The SUSTAINABLE DEVELOPMENT POLICY INSTITUTE noted challenges faced when seeking assistance to clean-up contamination from obsolete pesticide stockpiles. The ENVIRONMENTAL HEALTH FUND noted that while strong pressure to accept obligations is being applied in the debate on control measures, only assurances that assistance needs can be met are being offered in the debate on financial resources. WWF INTERNATIONAL expressed concern that draft language is being weakened to allow voluntary or token financial support. JAPAN noted Secretariat research on POPs-related activities provides information that could facilitate access to assistance. Chair Buccini proposed that delegates either defer further work to INC-5 or establish an intersessional group.
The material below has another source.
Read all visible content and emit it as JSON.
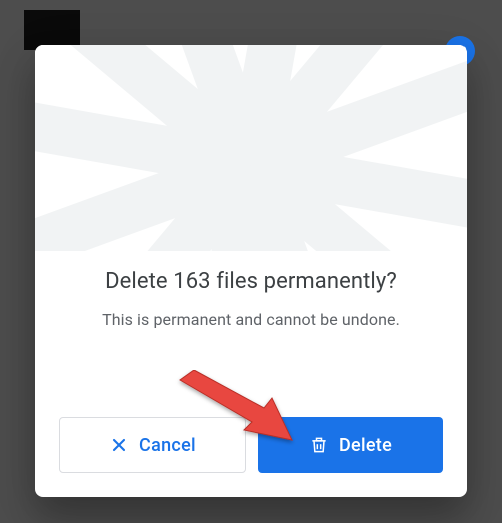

PROHIBITION AND RESTRICTION: The contact group considered, inter alia, prohibition and restriction provisions, Annexes A and B, exemptions, DDT and PCBs, and a proposal on stockpiles. The group considered a proposal for DDT entry in control for Annex B (restriction) and agreed to allow DDT only for disease vector control. Delegates agreed alternatives should, inter alia, include both chemical and non-chemical alternatives and "must" pose less risk to the environment and human health than DDT. On prohibition, a number of proposals were put forward, but delegates were unable to resolve the trade issue with respect to prohibited substances. A group of countries proposed language on trade with non-Parties, however one delegate opposed opening debate on this issue, noting it has not yet been addressed in Plenary. On restrictions, delegates considered, inter alia, a proposal on reporting requirements but reached no consensus. The group also discussed a proposal on general exemptions. A group of countries called to bracket exemptions for articles in use, closed-system intermediates and end users.
IN THE CORRIDORS
An NGO scorecard indicating country positions on elimination and the Precautionary Principle has been circulating throughout INC-4. Some participants are suggesting this may be positively influencing some countriesï¿½ decisions to rethink their stances, given rising support for elimination and for operationalization of the Precautionary Principle.
THINGS TO LOOK FOR TODAY
PLENARY: Plenary will meet at 10:00 am to discuss, inter alia, the Chair's Proposal for the preamble and to review the report of INC-4.